Created by whip-smart journalist Tuck Woodstock, “Gender Reveal” is simple and striking in its scope: it’s a show that almost exclusively features interviews with trans, nonbinary, and two-spirit people. In addition to entertaining, informative interviews for and with people who have lived experience with gender diversity, the show is also a self-proclaimed educational resource for those who might be new to learning about gender. Plus, Woodstock goes above and beyond simply featuring queer folks; “Gender Reveal” also runs grant and mutual aid programs for trans BIPOC people and artists in need.
How to Talk to [Mamí & Papi] About Anything
Created by, for, and about adult children of immigrants, “How to Talk to Mama & Papi About Anything” dives into the difficulties of intergenerational, inter-continental family relationships through frank conversations about mental health and professional advice. Host Juleyka Lantigua-Williams connects her subjects to what amounts to free therapy sessions, which address subjects such as ignoring COVID-19 guidelines, family members denying systemic racism and developing one’s own sense of identity.
“Moonface” is a smart, sexy, and sensitive coming-of-age fiction about a queer Korean American protagonist (voiced by comedian Joel Kim Booster) in the process of coming out to his parents — without the language to do so. The show is artfully crafted by James Kim, whose personal frustration with having a basic conversations with his parents will resonate with many first-gen listeners.
Okay, Now Listen
A biweekly podcast hosted by hilarious friends Scottie Beam and Sylvia Obell, “Okay, Now Listen” is the perfect show for culture vultures who have devoured the back catalogs of media-heavy chatcasts like “Another Round” and “Keep It!” The hosts elevate conversations about whatever shows they’re binging, trends they’re setting, or music they’re listening to with ebullient energy and effortless rapport.
Tai Asks Why
From CBC and TRAX/PRX. Like many 14-year-olds, the precocious Tai Poole has a lot of questions — What is dark matter? How do we define love? How are we going to stop the climate crisis? Unlike many tweens, Tai hosts his own delightful podcast, where he invites listeners of all ages to explore and learn alongside him. In interviews with scientists and popular big-brained writers (think Neil DeGrasse Tyson, for one), Tai brings youthful joy and curiosity to his learning journey. The third season of “Tai Asks Why” drops Jan. 13.
Time Well Spent
Crisply produced and compellingly written, “Time Well Spent” coasts along on the charisma and heart of its host Ronald Young Jr. Young’s storytelling chops are at their best when he focuses on the relationships in his life.

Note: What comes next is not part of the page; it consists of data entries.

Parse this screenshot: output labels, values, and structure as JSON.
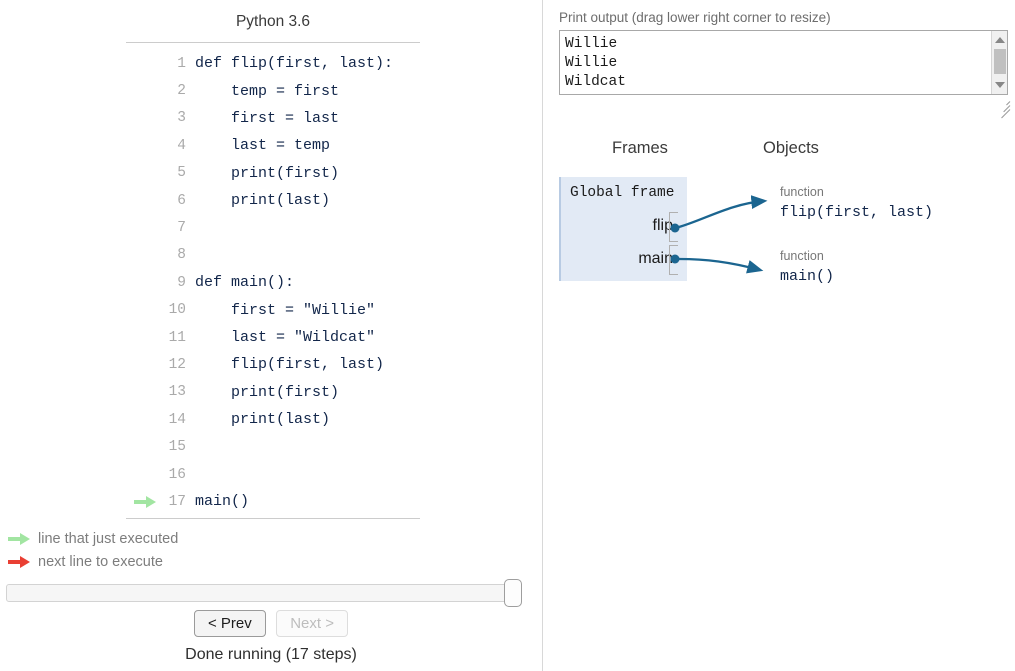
{
  "left_pane": {
    "language_title": "Python 3.6",
    "code_lines": [
      {
        "num": "1",
        "text": "def flip(first, last):",
        "arrow": "none"
      },
      {
        "num": "2",
        "text": "    temp = first",
        "arrow": "none"
      },
      {
        "num": "3",
        "text": "    first = last",
        "arrow": "none"
      },
      {
        "num": "4",
        "text": "    last = temp",
        "arrow": "none"
      },
      {
        "num": "5",
        "text": "    print(first)",
        "arrow": "none"
      },
      {
        "num": "6",
        "text": "    print(last)",
        "arrow": "none"
      },
      {
        "num": "7",
        "text": "",
        "arrow": "none"
      },
      {
        "num": "8",
        "text": "",
        "arrow": "none"
      },
      {
        "num": "9",
        "text": "def main():",
        "arrow": "none"
      },
      {
        "num": "10",
        "text": "    first = \"Willie\"",
        "arrow": "none"
      },
      {
        "num": "11",
        "text": "    last = \"Wildcat\"",
        "arrow": "none"
      },
      {
        "num": "12",
        "text": "    flip(first, last)",
        "arrow": "none"
      },
      {
        "num": "13",
        "text": "    print(first)",
        "arrow": "none"
      },
      {
        "num": "14",
        "text": "    print(last)",
        "arrow": "none"
      },
      {
        "num": "15",
        "text": "",
        "arrow": "none"
      },
      {
        "num": "16",
        "text": "",
        "arrow": "none"
      },
      {
        "num": "17",
        "text": "main()",
        "arrow": "green"
      }
    ],
    "legend": {
      "just_executed": "line that just executed",
      "next_to_execute": "next line to execute",
      "green_color": "#a2e5a2",
      "red_color": "#e93f33"
    },
    "controls": {
      "prev_label": "< Prev",
      "next_label": "Next >",
      "prev_disabled": false,
      "next_disabled": true,
      "status": "Done running (17 steps)",
      "slider_position_percent": 100
    }
  },
  "right_pane": {
    "print_output": {
      "label": "Print output (drag lower right corner to resize)",
      "text": "Willie\nWillie\nWildcat"
    },
    "frames_header": "Frames",
    "objects_header": "Objects",
    "global_frame": {
      "label": "Global frame",
      "variables": [
        {
          "name": "flip"
        },
        {
          "name": "main"
        }
      ],
      "background_color": "#e2eaf5",
      "border_color": "#b8cbe3"
    },
    "objects": [
      {
        "kind": "function",
        "value": "flip(first, last)"
      },
      {
        "kind": "function",
        "value": "main()"
      }
    ],
    "pointer_color": "#1b6590"
  }
}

Whether navigating adult friendships, parental tension, or the day-to-day difficulties and joys of existing in the world as a Black man, what sets “Time Well Spent” apart is its radical honesty and timeless, compelling stories.
The colorful, conceptually broad “Gen BIPOC” features honest, story-heavy interviews with BIPOC-identifying young folks. Twentysomething South Asian host Ankita Verma came into the audio world fresh from Elizabeth Warren’s presidential campaign and brings a political lens to her interviews; for example, a conversation with 21-year-old Kathy Santamaria-Méndez, who immigrated to the U.S. at a young age and shares with Verma about intergenerational trauma and the Salvadoran Civil War.